Required action =
I would like you to restate each record word for word.
*** Opening Given entries ***
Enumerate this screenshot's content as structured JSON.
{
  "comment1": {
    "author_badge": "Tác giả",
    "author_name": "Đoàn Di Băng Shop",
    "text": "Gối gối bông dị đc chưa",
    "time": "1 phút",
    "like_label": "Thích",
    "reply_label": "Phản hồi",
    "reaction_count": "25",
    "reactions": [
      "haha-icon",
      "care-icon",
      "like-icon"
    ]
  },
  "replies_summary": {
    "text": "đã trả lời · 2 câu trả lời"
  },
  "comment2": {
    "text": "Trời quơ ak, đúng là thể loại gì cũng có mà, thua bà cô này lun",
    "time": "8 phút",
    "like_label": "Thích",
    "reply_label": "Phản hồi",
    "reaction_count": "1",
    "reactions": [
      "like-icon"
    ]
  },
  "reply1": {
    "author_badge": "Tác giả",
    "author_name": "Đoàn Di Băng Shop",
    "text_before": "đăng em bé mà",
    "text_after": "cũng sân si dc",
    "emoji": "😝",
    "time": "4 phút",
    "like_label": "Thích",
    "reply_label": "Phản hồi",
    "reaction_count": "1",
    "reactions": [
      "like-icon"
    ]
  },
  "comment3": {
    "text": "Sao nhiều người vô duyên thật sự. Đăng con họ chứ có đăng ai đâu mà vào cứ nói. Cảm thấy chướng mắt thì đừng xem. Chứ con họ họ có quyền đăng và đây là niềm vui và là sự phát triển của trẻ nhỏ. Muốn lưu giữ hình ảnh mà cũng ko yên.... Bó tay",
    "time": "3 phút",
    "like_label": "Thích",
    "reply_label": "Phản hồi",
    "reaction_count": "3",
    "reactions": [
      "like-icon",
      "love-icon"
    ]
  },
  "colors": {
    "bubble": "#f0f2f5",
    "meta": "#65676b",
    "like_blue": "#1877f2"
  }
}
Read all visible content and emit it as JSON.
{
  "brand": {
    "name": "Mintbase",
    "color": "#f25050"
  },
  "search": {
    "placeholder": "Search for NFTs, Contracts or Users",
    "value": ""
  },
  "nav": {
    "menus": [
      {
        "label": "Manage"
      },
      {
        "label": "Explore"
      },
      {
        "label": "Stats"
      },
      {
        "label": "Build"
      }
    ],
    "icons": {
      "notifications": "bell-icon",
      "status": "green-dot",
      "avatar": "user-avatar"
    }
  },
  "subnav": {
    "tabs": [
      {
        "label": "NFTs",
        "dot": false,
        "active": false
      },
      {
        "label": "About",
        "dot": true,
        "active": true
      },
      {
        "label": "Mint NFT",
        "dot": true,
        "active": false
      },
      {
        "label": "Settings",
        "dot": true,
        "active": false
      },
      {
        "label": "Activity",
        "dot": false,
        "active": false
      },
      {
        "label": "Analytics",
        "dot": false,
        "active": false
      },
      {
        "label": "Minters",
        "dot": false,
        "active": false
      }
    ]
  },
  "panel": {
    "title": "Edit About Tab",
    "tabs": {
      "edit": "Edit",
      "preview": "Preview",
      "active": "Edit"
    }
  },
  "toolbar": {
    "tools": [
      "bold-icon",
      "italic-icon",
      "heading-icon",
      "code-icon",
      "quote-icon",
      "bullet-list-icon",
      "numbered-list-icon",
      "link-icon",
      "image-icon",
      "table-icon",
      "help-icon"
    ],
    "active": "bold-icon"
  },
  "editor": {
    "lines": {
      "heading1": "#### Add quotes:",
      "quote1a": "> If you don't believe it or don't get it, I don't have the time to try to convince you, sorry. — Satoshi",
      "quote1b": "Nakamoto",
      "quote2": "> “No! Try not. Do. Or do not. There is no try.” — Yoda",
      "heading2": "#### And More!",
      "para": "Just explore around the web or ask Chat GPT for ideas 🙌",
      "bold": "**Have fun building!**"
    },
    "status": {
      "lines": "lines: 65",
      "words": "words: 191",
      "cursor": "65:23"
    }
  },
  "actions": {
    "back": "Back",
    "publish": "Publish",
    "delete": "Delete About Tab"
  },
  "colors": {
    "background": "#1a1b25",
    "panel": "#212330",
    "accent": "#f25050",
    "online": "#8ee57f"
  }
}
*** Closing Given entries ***
Response for this exercise =
Enumerate this screenshot's content as structured JSON.
{
  "comment1": {
    "author_badge": "Tác giả",
    "author_name": "Đoàn Di Băng Shop",
    "text": "Gối gối bông dị đc chưa",
    "time": "1 phút",
    "like_label": "Thích",
    "reply_label": "Phản hồi",
    "reaction_count": "25",
    "reactions": [
      "haha-icon",
      "care-icon",
      "like-icon"
    ]
  },
  "replies_summary": {
    "text": "đã trả lời · 2 câu trả lời"
  },
  "comment2": {
    "text": "Trời quơ ak, đúng là thể loại gì cũng có mà, thua bà cô này lun",
    "time": "8 phút",
    "like_label": "Thích",
    "reply_label": "Phản hồi",
    "reaction_count": "1",
    "reactions": [
      "like-icon"
    ]
  },
  "reply1": {
    "author_badge": "Tác giả",
    "author_name": "Đoàn Di Băng Shop",
    "text_before": "đăng em bé mà",
    "text_after": "cũng sân si dc",
    "emoji": "😝",
    "time": "4 phút",
    "like_label": "Thích",
    "reply_label": "Phản hồi",
    "reaction_count": "1",
    "reactions": [
      "like-icon"
    ]
  },
  "comment3": {
    "text": "Sao nhiều người vô duyên thật sự. Đăng con họ chứ có đăng ai đâu mà vào cứ nói. Cảm thấy chướng mắt thì đừng xem. Chứ con họ họ có quyền đăng và đây là niềm vui và là sự phát triển của trẻ nhỏ. Muốn lưu giữ hình ảnh mà cũng ko yên.... Bó tay",
    "time": "3 phút",
    "like_label": "Thích",
    "reply_label": "Phản hồi",
    "reaction_count": "3",
    "reactions": [
      "like-icon",
      "love-icon"
    ]
  },
  "colors": {
    "bubble": "#f0f2f5",
    "meta": "#65676b",
    "like_blue": "#1877f2"
  }
}
Read all visible content and emit it as JSON.
{
  "brand": {
    "name": "Mintbase",
    "color": "#f25050"
  },
  "search": {
    "placeholder": "Search for NFTs, Contracts or Users",
    "value": ""
  },
  "nav": {
    "menus": [
      {
        "label": "Manage"
      },
      {
        "label": "Explore"
      },
      {
        "label": "Stats"
      },
      {
        "label": "Build"
      }
    ],
    "icons": {
      "notifications": "bell-icon",
      "status": "green-dot",
      "avatar": "user-avatar"
    }
  },
  "subnav": {
    "tabs": [
      {
        "label": "NFTs",
        "dot": false,
        "active": false
      },
      {
        "label": "About",
        "dot": true,
        "active": true
      },
      {
        "label": "Mint NFT",
        "dot": true,
        "active": false
      },
      {
        "label": "Settings",
        "dot": true,
        "active": false
      },
      {
        "label": "Activity",
        "dot": false,
        "active": false
      },
      {
        "label": "Analytics",
        "dot": false,
        "active": false
      },
      {
        "label": "Minters",
        "dot": false,
        "active": false
      }
    ]
  },
  "panel": {
    "title": "Edit About Tab",
    "tabs": {
      "edit": "Edit",
      "preview": "Preview",
      "active": "Edit"
    }
  },
  "toolbar": {
    "tools": [
      "bold-icon",
      "italic-icon",
      "heading-icon",
      "code-icon",
      "quote-icon",
      "bullet-list-icon",
      "numbered-list-icon",
      "link-icon",
      "image-icon",
      "table-icon",
      "help-icon"
    ],
    "active": "bold-icon"
  },
  "editor": {
    "lines": {
      "heading1": "#### Add quotes:",
      "quote1a": "> If you don't believe it or don't get it, I don't have the time to try to convince you, sorry. — Satoshi",
      "quote1b": "Nakamoto",
      "quote2": "> “No! Try not. Do. Or do not. There is no try.” — Yoda",
      "heading2": "#### And More!",
      "para": "Just explore around the web or ask Chat GPT for ideas 🙌",
      "bold": "**Have fun building!**"
    },
    "status": {
      "lines": "lines: 65",
      "words": "words: 191",
      "cursor": "65:23"
    }
  },
  "actions": {
    "back": "Back",
    "publish": "Publish",
    "delete": "Delete About Tab"
  },
  "colors": {
    "background": "#1a1b25",
    "panel": "#212330",
    "accent": "#f25050",
    "online": "#8ee57f"
  }
}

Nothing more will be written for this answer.